(TASK DETAILS):
What follows is a set of entries. Give them again exactly, without the pictures.

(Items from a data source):
================================

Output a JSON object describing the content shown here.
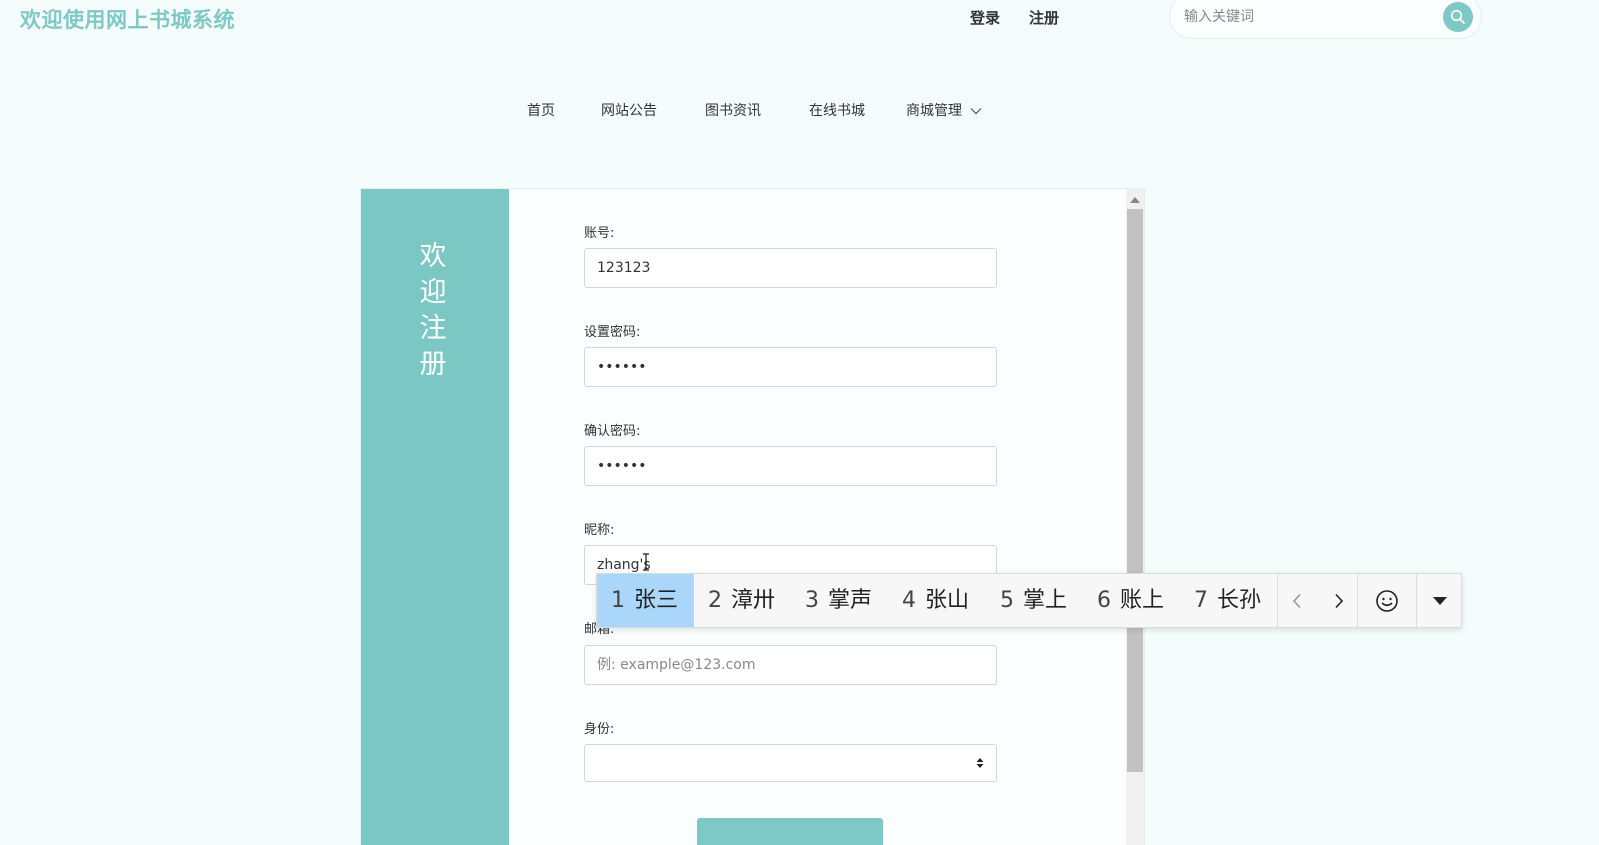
{
  "header": {
    "site_title": "欢迎使用网上书城系统",
    "login_label": "登录",
    "register_label": "注册",
    "search_placeholder": "输入关键词"
  },
  "nav": {
    "items": [
      "首页",
      "网站公告",
      "图书资讯",
      "在线书城",
      "商城管理"
    ]
  },
  "register": {
    "side_title": [
      "欢",
      "迎",
      "注",
      "册"
    ],
    "account_label": "账号:",
    "account_value": "123123",
    "password_label": "设置密码:",
    "password_value": "123456",
    "confirm_label": "确认密码:",
    "confirm_value": "123456",
    "nickname_label": "昵称:",
    "nickname_value": "zhang's",
    "email_label": "邮箱:",
    "email_placeholder": "例: example@123.com",
    "identity_label": "身份:",
    "identity_value": ""
  },
  "ime": {
    "candidates": [
      {
        "num": "1",
        "text": "张三"
      },
      {
        "num": "2",
        "text": "漳卅"
      },
      {
        "num": "3",
        "text": "掌声"
      },
      {
        "num": "4",
        "text": "张山"
      },
      {
        "num": "5",
        "text": "掌上"
      },
      {
        "num": "6",
        "text": "账上"
      },
      {
        "num": "7",
        "text": "长孙"
      }
    ]
  },
  "colors": {
    "accent": "#7ec8c5",
    "side_panel": "#7ac7c4",
    "ime_selected": "#a9d6f9"
  }
}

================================

(SOLUTION):
Output a JSON object describing the content shown here.
{
  "header": {
    "site_title": "欢迎使用网上书城系统",
    "login_label": "登录",
    "register_label": "注册",
    "search_placeholder": "输入关键词"
  },
  "nav": {
    "items": [
      "首页",
      "网站公告",
      "图书资讯",
      "在线书城",
      "商城管理"
    ]
  },
  "register": {
    "side_title": [
      "欢",
      "迎",
      "注",
      "册"
    ],
    "account_label": "账号:",
    "account_value": "123123",
    "password_label": "设置密码:",
    "password_value": "123456",
    "confirm_label": "确认密码:",
    "confirm_value": "123456",
    "nickname_label": "昵称:",
    "nickname_value": "zhang's",
    "email_label": "邮箱:",
    "email_placeholder": "例: example@123.com",
    "identity_label": "身份:",
    "identity_value": ""
  },
  "ime": {
    "candidates": [
      {
        "num": "1",
        "text": "张三"
      },
      {
        "num": "2",
        "text": "漳卅"
      },
      {
        "num": "3",
        "text": "掌声"
      },
      {
        "num": "4",
        "text": "张山"
      },
      {
        "num": "5",
        "text": "掌上"
      },
      {
        "num": "6",
        "text": "账上"
      },
      {
        "num": "7",
        "text": "长孙"
      }
    ]
  },
  "colors": {
    "accent": "#7ec8c5",
    "side_panel": "#7ac7c4",
    "ime_selected": "#a9d6f9"
  }
}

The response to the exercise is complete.